Extracted information:
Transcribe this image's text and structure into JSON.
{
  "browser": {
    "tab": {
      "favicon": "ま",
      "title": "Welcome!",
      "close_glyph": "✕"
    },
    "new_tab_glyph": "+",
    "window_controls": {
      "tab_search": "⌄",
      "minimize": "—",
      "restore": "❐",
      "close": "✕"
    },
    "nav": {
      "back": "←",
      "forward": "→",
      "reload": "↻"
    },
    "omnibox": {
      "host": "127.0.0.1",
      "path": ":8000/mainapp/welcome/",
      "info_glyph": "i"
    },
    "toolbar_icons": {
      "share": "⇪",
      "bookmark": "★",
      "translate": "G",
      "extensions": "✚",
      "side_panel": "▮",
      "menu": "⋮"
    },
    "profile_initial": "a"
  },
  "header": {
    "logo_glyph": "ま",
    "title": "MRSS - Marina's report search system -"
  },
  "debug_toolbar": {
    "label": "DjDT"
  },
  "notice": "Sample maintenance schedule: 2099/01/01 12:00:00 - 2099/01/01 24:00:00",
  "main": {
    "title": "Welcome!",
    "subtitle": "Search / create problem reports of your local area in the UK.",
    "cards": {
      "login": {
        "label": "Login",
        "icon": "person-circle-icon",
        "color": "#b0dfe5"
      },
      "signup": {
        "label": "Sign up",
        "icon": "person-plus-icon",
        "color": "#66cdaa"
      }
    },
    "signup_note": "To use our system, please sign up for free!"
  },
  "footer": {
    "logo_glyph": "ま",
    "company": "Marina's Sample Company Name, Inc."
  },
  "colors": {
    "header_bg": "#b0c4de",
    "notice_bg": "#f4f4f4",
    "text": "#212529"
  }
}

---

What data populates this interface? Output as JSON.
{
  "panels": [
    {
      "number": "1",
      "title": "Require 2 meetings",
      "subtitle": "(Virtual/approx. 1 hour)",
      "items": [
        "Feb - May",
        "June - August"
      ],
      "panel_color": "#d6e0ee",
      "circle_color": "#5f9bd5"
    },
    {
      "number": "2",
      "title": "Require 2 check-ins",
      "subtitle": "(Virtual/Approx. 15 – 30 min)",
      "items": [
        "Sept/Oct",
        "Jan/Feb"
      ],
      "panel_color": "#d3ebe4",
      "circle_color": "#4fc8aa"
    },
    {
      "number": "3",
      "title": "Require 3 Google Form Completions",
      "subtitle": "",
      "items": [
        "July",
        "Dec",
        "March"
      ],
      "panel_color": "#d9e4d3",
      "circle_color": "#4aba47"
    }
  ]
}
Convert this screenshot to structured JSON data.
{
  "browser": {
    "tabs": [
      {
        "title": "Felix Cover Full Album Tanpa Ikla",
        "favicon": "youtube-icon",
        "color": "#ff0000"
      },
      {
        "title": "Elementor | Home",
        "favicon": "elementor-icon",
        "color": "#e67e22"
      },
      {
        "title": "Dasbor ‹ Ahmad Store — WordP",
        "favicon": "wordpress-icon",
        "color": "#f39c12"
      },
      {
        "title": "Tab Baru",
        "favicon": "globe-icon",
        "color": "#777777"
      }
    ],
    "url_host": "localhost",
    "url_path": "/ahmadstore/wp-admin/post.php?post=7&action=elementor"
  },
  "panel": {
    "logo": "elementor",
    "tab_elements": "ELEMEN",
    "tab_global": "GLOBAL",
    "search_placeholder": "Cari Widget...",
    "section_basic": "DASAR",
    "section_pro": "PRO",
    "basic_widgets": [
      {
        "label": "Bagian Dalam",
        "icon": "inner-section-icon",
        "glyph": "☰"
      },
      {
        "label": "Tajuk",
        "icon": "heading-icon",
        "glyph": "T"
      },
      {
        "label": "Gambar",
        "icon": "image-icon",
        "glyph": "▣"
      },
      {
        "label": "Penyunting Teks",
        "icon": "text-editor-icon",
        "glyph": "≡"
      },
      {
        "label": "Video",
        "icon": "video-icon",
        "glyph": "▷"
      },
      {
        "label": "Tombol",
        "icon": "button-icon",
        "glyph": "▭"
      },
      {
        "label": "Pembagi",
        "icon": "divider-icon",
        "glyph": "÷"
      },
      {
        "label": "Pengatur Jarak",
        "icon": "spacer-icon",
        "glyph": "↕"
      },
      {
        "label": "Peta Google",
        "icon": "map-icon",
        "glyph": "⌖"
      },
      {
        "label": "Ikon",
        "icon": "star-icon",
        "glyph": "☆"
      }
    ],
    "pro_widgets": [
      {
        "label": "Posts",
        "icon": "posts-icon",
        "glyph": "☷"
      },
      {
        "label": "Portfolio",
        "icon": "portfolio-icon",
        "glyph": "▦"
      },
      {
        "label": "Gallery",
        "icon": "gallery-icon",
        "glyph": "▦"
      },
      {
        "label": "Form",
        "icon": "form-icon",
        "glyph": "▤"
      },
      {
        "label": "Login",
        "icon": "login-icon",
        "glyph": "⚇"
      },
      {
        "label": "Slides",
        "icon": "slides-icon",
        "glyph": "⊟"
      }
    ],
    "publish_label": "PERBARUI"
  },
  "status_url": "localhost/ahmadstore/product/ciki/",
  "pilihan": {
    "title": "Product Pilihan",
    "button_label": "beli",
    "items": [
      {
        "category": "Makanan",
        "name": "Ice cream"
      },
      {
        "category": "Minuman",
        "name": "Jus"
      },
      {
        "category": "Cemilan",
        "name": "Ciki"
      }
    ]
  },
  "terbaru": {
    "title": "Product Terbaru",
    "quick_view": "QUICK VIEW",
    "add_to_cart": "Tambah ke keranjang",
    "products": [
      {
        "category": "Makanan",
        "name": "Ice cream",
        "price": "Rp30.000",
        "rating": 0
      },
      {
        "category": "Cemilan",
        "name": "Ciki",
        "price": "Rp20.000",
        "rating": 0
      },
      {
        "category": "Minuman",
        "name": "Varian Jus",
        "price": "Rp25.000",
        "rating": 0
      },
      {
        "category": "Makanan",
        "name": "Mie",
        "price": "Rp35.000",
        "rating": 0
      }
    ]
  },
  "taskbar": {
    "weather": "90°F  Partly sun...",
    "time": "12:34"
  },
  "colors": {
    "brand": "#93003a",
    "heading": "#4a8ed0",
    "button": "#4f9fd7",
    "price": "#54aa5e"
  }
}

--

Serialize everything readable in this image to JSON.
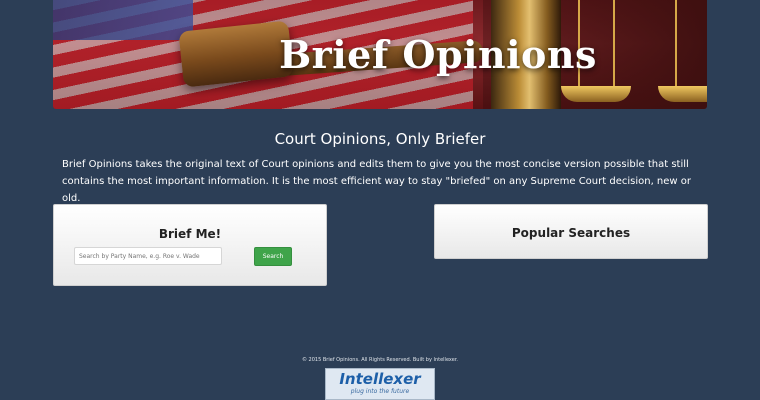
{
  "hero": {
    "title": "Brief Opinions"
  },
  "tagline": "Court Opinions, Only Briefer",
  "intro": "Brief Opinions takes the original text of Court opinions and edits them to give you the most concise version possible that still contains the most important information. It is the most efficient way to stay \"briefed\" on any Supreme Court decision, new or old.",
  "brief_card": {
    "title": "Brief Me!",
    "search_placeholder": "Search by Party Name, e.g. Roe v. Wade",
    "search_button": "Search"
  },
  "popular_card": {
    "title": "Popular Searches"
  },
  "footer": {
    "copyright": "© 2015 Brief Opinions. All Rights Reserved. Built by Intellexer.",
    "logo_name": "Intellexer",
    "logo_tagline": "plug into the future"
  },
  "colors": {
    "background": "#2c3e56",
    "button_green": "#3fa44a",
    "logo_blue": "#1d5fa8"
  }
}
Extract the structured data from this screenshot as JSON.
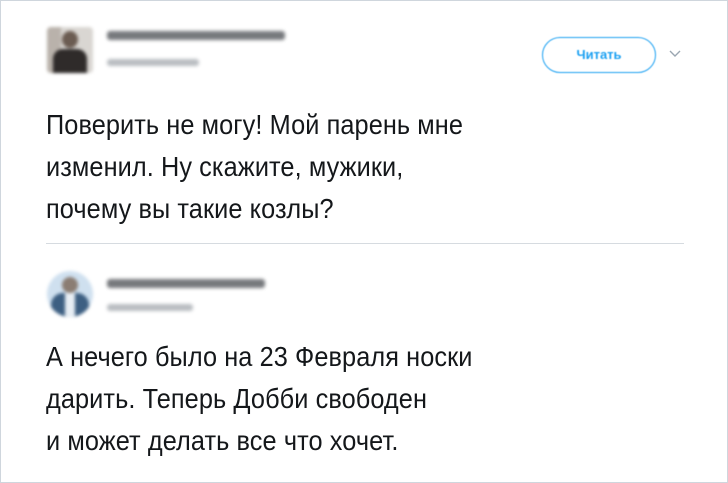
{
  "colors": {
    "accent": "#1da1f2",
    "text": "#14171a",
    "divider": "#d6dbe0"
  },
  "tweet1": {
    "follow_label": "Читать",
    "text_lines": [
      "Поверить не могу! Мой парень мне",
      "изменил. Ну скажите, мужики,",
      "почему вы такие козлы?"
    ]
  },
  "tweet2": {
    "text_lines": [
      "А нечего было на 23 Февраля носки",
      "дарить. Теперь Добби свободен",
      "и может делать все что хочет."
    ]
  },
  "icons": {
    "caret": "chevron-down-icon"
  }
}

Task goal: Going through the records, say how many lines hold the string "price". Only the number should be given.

Result for this task: 5